Content starts

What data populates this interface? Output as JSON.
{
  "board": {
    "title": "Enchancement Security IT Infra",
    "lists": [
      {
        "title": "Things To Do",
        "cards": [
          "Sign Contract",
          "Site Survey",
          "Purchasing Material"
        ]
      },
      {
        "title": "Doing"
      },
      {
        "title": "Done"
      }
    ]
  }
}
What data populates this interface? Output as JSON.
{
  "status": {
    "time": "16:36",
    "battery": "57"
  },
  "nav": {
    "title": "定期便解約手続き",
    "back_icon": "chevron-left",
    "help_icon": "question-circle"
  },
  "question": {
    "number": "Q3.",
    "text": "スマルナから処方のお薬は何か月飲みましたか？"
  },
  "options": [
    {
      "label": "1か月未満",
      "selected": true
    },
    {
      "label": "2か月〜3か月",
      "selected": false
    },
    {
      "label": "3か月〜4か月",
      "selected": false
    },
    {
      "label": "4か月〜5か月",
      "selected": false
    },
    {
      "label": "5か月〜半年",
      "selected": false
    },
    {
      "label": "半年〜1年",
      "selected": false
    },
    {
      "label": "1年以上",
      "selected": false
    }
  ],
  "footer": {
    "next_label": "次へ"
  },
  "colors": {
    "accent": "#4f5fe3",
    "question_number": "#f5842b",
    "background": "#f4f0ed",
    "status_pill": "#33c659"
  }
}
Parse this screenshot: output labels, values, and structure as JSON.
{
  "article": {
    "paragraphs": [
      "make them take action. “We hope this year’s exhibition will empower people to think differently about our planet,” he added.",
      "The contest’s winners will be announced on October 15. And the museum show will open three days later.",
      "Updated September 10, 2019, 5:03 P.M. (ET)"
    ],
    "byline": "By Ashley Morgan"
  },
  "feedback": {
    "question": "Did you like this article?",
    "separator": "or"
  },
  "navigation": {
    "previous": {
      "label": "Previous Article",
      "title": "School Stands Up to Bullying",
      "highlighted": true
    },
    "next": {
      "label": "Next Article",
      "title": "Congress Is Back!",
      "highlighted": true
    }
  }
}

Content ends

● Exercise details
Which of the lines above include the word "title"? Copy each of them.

● Solution to the exercise
    "title": "Enchancement Security IT Infra",
        "title": "Things To Do",
        "title": "Doing"
        "title": "Done"
    "title": "定期便解約手続き",
      "title": "School Stands Up to Bullying",
      "title": "Congress Is Back!",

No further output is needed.